Opening day has come and gone, and baseball season is in full swing — But, with baseball season comes game-related injuries. Whether a player is swinging hard at a fast ball, or sliding into second base, hand and wrist injuries are common and vary in severity.
Common injuries: Hamate hook fractures and mallet injuries
Hamate hook fractures occur in the hamate bone in the wrist, and are common in racket and club sports, as well as baseball.
"If you had a multiple choice question asking for the most common hand and/or and wrist injury in baseball, it would be a hamate hook fracture," Sommerkamp said.
When a player is at bat, during the follow-through on the swing, the butt end of the bat handle can strike the hamate hook and shear it off. With prompt surgical excision, players can be back in the lineup in four weeks or less.
“This is especially common in the minor leagues,” Sommerkamp said. “Minor leaguers are working, gutting it out and swinging at nearly anything, so they experience it more than major leaguers.”
Mallet injuries, including tendon injuries and fractures, are also common.

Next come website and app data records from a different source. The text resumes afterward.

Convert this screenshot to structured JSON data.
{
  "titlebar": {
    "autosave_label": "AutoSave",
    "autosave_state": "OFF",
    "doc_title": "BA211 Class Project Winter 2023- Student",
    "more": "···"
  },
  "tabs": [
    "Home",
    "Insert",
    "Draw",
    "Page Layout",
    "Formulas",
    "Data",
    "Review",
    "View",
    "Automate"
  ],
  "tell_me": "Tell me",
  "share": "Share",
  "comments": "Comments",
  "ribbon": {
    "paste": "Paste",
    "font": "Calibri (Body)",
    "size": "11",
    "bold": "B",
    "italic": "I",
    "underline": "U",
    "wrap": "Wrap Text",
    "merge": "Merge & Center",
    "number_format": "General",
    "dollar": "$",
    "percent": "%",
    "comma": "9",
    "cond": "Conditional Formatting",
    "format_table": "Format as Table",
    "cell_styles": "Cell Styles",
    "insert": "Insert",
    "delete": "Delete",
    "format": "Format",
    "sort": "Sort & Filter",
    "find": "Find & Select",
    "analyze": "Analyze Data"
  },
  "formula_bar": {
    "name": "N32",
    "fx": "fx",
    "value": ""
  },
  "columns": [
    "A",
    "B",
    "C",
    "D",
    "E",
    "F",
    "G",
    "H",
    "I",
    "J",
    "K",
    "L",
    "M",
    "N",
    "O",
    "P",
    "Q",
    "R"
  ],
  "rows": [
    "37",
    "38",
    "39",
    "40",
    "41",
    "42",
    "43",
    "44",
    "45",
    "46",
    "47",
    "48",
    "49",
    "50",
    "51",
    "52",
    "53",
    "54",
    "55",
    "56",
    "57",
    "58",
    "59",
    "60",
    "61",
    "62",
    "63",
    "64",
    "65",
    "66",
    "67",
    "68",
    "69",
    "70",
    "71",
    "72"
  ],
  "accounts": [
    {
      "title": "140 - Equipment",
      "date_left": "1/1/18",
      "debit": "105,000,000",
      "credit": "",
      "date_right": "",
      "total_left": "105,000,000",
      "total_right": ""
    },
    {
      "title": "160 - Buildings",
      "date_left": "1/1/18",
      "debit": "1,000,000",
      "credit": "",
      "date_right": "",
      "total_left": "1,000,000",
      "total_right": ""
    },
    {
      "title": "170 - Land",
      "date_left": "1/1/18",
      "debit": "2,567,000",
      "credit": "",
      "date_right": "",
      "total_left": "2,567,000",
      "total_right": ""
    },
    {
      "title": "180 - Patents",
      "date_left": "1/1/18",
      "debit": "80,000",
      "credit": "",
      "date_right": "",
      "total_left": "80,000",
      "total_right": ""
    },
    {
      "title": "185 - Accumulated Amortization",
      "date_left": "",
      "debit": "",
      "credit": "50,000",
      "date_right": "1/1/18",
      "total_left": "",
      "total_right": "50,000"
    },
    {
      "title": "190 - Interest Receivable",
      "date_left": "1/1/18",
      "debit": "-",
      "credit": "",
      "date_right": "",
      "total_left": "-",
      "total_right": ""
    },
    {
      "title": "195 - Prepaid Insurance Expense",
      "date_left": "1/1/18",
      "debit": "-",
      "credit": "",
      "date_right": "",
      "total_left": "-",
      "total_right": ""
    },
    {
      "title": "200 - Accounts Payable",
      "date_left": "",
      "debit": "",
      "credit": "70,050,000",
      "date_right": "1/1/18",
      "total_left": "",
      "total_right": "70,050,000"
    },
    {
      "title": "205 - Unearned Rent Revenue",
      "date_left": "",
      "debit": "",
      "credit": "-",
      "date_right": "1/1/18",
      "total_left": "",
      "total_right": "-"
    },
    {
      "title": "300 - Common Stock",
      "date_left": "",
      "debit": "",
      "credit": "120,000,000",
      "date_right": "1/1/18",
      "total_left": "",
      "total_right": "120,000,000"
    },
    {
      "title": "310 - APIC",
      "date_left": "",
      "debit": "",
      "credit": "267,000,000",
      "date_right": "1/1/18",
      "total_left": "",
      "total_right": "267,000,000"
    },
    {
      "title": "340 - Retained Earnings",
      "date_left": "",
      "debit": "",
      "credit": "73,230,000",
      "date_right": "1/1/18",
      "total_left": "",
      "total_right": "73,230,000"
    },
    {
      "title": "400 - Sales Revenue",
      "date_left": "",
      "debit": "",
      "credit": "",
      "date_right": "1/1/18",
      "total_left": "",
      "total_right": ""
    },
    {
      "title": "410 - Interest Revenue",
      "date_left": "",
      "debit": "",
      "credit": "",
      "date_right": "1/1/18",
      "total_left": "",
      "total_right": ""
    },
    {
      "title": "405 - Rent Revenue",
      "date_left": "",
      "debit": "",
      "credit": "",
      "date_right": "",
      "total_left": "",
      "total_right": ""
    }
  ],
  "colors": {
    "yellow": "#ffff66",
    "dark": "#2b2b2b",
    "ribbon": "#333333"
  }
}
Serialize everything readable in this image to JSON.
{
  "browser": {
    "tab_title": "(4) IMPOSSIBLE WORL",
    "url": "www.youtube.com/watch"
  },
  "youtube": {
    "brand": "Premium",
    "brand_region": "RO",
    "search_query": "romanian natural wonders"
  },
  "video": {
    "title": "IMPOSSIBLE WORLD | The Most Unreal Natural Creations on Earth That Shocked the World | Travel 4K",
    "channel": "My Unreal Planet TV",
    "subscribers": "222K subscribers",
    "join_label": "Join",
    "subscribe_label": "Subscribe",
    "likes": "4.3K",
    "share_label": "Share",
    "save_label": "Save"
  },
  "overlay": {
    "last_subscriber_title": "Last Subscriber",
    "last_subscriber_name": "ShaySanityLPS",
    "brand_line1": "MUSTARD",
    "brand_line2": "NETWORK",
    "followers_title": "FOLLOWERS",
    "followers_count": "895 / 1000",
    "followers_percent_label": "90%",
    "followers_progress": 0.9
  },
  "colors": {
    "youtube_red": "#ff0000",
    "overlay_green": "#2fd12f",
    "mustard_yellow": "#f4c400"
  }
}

“They can occur when the ball hits the tip of the finger, causing the tip of the finger to buckle down,” Sommerkamp said. “Where the ball impacts the finger, there can be a chip fracture at the top of that joint attached to the tendon.”
If a player does experience a mallet injury, a majority of the time they are treated with splints — only occasionally do they require surgery.
Sommerkamp explains that catchers experience a lot of impact at the base of the index and middle fingers and into the thumb, and can suffer from vibration white finger, where toward the end of the 7th inning, their fingers are white..
This is caused by vasospasm, or the blood vessels in the fingers shrinking throughout the game due to the pressure of the ball, which reduces blood flow.
Additional injuries can occur when runners slide into a stationary base with their fingers extended out, or when outfielders collide with an outfield wall or fence, causing hand and wrist injuries.
Other common baseball injuries include:
• Scaphoid fractures
• Trapezial ridge fractures
• Middle phalanx fractures
• PIP joint fracture
• Triangular fibrocartilage complex (TFCC) tear
While many injuries are impact related, there are some prevention methods being taken to help reduce injuries. Batting gloves designed with anatomical relief zones in the finger flexion creases, lead to no extra muscle work for the forearms and hands when gripping a bat.
For catchers, these gloves offer pressure relief pads in high impact zones, helping not only prevent, but rehab injuries as well.
Make an appointment:
TriHealth Hand Surgery Specialists
Ohio: (513) 961-4263
Kentucky: (859) 344-1150